Video recording is becoming ubiquitous in many construction sites for project monitoring purposes. The need for continuous benchmarking and improving the amount of time that equipment and craft workers spend on actual construction from one side, and the rate at which site videos are being generated, have accelerated the demand for machine understanding to enable better activity analysis capabilities.  An automated method for activity analysis allows project management to spend less time on assessing the workface, rather spending their time on the more important task of identifying opportunities for productivity improvement. However, automating activity analysis using site video streams is not a trivial task. First, building a computer vision based method that can segment a jobsite video sequence for each detected resource (e.g., equipment, worker) into temporal parts that contain single activities, and separately classifying the activities is technically difficult. Second, recognizing an activity within each video segment is still challenging due to the high degree of intra-class variability in resources, occlusions, scene clutter, and difficulties in defining visually-distinct activities (See Figure below). Third obstacle is the lack of adequate benchmarking datasets and validation metrics to evaluate vision-based activity analysis algorithms. 
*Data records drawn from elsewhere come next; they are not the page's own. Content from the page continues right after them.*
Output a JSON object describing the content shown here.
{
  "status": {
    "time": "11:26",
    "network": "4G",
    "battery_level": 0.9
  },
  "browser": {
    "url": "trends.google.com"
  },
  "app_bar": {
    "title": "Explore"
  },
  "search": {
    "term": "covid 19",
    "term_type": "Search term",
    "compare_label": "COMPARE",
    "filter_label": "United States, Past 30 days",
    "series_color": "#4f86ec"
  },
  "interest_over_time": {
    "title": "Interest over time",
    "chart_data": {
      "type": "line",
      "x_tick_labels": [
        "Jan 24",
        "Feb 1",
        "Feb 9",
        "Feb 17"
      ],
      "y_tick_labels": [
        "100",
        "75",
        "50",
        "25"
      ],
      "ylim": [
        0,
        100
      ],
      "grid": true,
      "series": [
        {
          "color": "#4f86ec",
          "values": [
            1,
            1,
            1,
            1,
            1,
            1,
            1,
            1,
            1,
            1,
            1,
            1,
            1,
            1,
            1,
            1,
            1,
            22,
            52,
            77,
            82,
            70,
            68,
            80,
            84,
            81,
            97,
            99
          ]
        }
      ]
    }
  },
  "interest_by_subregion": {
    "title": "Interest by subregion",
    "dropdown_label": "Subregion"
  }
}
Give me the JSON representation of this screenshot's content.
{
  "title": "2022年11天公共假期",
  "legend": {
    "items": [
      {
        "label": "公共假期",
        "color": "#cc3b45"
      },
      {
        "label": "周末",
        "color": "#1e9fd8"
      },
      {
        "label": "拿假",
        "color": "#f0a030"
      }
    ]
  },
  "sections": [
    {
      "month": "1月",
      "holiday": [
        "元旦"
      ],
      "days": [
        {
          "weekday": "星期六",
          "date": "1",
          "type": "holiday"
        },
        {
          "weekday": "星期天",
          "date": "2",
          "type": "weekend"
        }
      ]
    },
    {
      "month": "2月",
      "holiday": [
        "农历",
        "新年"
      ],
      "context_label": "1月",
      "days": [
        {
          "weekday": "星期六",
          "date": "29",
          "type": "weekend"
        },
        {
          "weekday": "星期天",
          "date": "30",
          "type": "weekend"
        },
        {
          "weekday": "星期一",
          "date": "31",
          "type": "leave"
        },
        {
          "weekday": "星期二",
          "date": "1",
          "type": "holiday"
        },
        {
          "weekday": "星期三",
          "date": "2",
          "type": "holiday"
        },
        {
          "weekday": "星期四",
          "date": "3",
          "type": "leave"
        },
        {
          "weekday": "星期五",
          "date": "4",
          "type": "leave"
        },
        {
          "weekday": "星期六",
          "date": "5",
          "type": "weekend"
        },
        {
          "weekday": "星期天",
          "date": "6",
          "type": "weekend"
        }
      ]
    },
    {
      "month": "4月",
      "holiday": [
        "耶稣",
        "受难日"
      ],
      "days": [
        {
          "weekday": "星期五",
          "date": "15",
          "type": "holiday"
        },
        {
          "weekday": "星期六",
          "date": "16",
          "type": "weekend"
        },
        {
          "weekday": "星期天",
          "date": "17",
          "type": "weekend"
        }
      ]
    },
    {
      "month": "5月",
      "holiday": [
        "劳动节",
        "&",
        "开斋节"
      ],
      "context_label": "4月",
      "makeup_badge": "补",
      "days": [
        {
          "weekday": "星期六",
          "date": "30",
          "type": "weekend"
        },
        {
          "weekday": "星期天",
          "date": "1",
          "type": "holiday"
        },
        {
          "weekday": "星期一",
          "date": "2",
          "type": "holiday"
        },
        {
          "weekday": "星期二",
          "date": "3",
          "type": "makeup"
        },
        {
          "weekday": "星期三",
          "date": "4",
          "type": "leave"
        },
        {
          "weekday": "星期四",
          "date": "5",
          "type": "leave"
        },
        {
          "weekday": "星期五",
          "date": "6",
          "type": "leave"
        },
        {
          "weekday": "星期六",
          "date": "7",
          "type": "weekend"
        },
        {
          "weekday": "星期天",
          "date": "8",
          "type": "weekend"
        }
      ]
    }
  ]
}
To overcome these limitations, research is focusing on developing new automated methods for activity analysis of dynamic construction resources in highly varying long-sequences of videos obtained from fixed cameras. These methods should be capable of analyzing and assigning activity labels at the level of individual video frames in a reasonable time to justifies their practical significance. 

An end-to-end computer vision based solution for construction activity analysis using video cameras typically involves three main steps: 1) detecting construction resources --equipment and workers-- from videos; 2) tracking their location in 2D and/or 3D; and 3) recognizing the time-series of their activities. Over the past few years many efforts have focused on the task of detecting and tracking construction resources in 2D frames and/or in 3D. While very promising results have been reported on the task of detection and tracking, there has been less attention on activity recognition which is more important for construction productivity improvements. As a step toward addressing the problem of identifying sequences of construction activities from a video, several recent methods have focused on inferring construction activities using location information. Using prior knowledge about activity locations on the jobsite, and/or by combining accelerometers, these method infer the state of the resource activities (e.g. idle vs. non-idle). Still distinguishing between two activities that many have the same location, for example ``Load Bucket'' versus ``Swing Bucket Loaded'' could be challenging.

As part of a computer vision based monitoring solution, there is a need for methods that can leverage video sequences captured from construction sites and 'classify' atomic construction activities. By recognizing atomic construction activities --e.g. ``Load Bucket'', ``Swing Bucket Loaded'', ``Dump Bucket'', ``Swing Bucket Empty'', ``Moving'', and ``Idling'' for an excavator-- we mean classifying the activities of a single resource (e.g. an equipment) from video sequences wherein each activity is self-contained within a video. In other words, the video starts with one activity of a single resource and ends with the same activity (See Figure 2). 

Scope of this machine problem

In this machine problem, we will work on developing supervised machine learning based methods for construction activity analysis from computer vision features captured from video streams that contain one equipment performing a single activity. For training our model, we have collected labeled data from actual construction operations. Our input consists of video sequences recorded using consumer-level cameras, from which we extract visual features that can be fed into learning/inference algorithms. For recording purposes, we assume the camera is setup on a tripod in an approximate distance of 50 to 250 meters so that the resources are within the field-of-view of the camera.